_Description of the task_
Print, exactly and completely, every entry in the data.
....
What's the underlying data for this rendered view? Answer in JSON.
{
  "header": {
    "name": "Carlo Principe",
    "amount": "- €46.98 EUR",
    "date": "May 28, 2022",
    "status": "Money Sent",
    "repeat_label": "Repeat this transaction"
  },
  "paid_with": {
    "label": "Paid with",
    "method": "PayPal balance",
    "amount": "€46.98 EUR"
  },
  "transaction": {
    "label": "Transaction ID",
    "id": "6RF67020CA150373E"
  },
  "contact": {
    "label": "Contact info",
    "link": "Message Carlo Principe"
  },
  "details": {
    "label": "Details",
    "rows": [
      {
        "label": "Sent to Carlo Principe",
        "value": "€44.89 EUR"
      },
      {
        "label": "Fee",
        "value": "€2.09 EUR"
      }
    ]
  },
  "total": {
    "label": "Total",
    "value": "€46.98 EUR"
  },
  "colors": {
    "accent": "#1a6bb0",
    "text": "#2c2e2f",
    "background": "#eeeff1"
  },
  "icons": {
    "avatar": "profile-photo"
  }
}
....
_Expected answer_
What's the underlying data for this rendered view? Answer in JSON.
{
  "header": {
    "name": "Carlo Principe",
    "amount": "- €46.98 EUR",
    "date": "May 28, 2022",
    "status": "Money Sent",
    "repeat_label": "Repeat this transaction"
  },
  "paid_with": {
    "label": "Paid with",
    "method": "PayPal balance",
    "amount": "€46.98 EUR"
  },
  "transaction": {
    "label": "Transaction ID",
    "id": "6RF67020CA150373E"
  },
  "contact": {
    "label": "Contact info",
    "link": "Message Carlo Principe"
  },
  "details": {
    "label": "Details",
    "rows": [
      {
        "label": "Sent to Carlo Principe",
        "value": "€44.89 EUR"
      },
      {
        "label": "Fee",
        "value": "€2.09 EUR"
      }
    ]
  },
  "total": {
    "label": "Total",
    "value": "€46.98 EUR"
  },
  "colors": {
    "accent": "#1a6bb0",
    "text": "#2c2e2f",
    "background": "#eeeff1"
  },
  "icons": {
    "avatar": "profile-photo"
  }
}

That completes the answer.